PROBLEM TO WORK ON | In the entries below, how many lines hold the string "text"? Answer with the number only.

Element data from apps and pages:

----------

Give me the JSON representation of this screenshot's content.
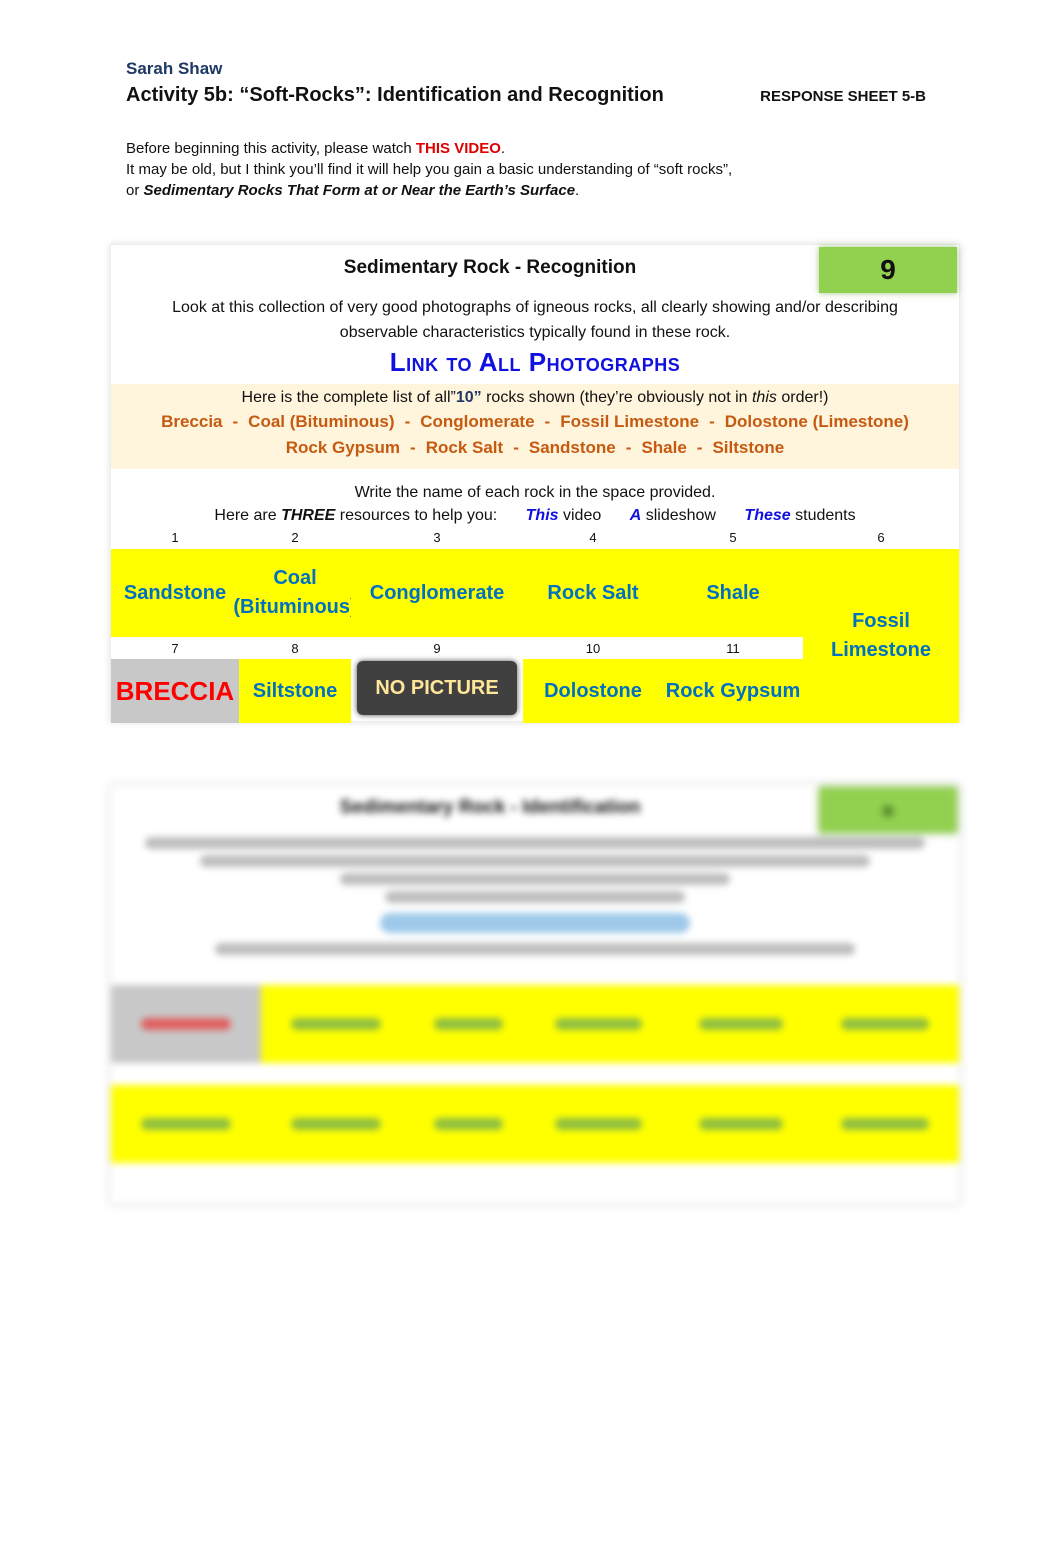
{
  "header": {
    "author": "Sarah Shaw",
    "title": "Activity 5b: “Soft-Rocks”: Identification and Recognition",
    "sheet_label": "RESPONSE SHEET 5-B"
  },
  "intro": {
    "line1_prefix": "Before beginning this activity, please watch ",
    "video_link": "THIS VIDEO",
    "line1_suffix": ".",
    "line2": "It may be old, but I think you’ll find it will help you gain a basic understanding of “soft rocks”,",
    "line3_prefix": "or ",
    "line3_emph": "Sedimentary Rocks That Form at or Near the Earth’s Surface",
    "line3_suffix": "."
  },
  "recognition": {
    "title": "Sedimentary Rock - Recognition",
    "score": "9",
    "description": "Look at this collection of very good photographs of igneous rocks, all clearly showing and/or describing observable characteristics typically found in these rock.",
    "photos_link": "Link to All Photographs",
    "list_intro_prefix": "Here is the complete list of all”",
    "list_count": "10”",
    "list_intro_mid": " rocks shown (they’re obviously not in ",
    "list_intro_emph": "this",
    "list_intro_suffix": " order!)",
    "rock_list_row1": [
      "Breccia",
      "Coal (Bituminous)",
      "Conglomerate",
      "Fossil Limestone",
      "Dolostone (Limestone)"
    ],
    "rock_list_row2": [
      "Rock Gypsum",
      "Rock Salt",
      "Sandstone",
      "Shale",
      "Siltstone"
    ],
    "separator": "-",
    "write_instruction": "Write the name of each rock in the space provided.",
    "resources_prefix": "Here are ",
    "resources_count": "THREE",
    "resources_suffix": " resources to help you:",
    "resources": [
      {
        "link": "This",
        "text": " video"
      },
      {
        "link": "A",
        "text": " slideshow"
      },
      {
        "link": "These",
        "text": " students"
      }
    ],
    "answers": [
      {
        "number": "1",
        "answer": "Sandstone"
      },
      {
        "number": "2",
        "answer": "Coal (Bituminous)"
      },
      {
        "number": "3",
        "answer": "Conglomerate"
      },
      {
        "number": "4",
        "answer": "Rock Salt"
      },
      {
        "number": "5",
        "answer": "Shale"
      },
      {
        "number": "6",
        "answer": "Fossil Limestone"
      },
      {
        "number": "7",
        "answer": "BRECCIA"
      },
      {
        "number": "8",
        "answer": "Siltstone"
      },
      {
        "number": "9",
        "answer": "NO PICTURE"
      },
      {
        "number": "10",
        "answer": "Dolostone"
      },
      {
        "number": "11",
        "answer": "Rock Gypsum"
      }
    ]
  },
  "identification": {
    "title": "Sedimentary Rock - Identification",
    "blurred": true
  }
}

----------

RESPONSE AREA | 3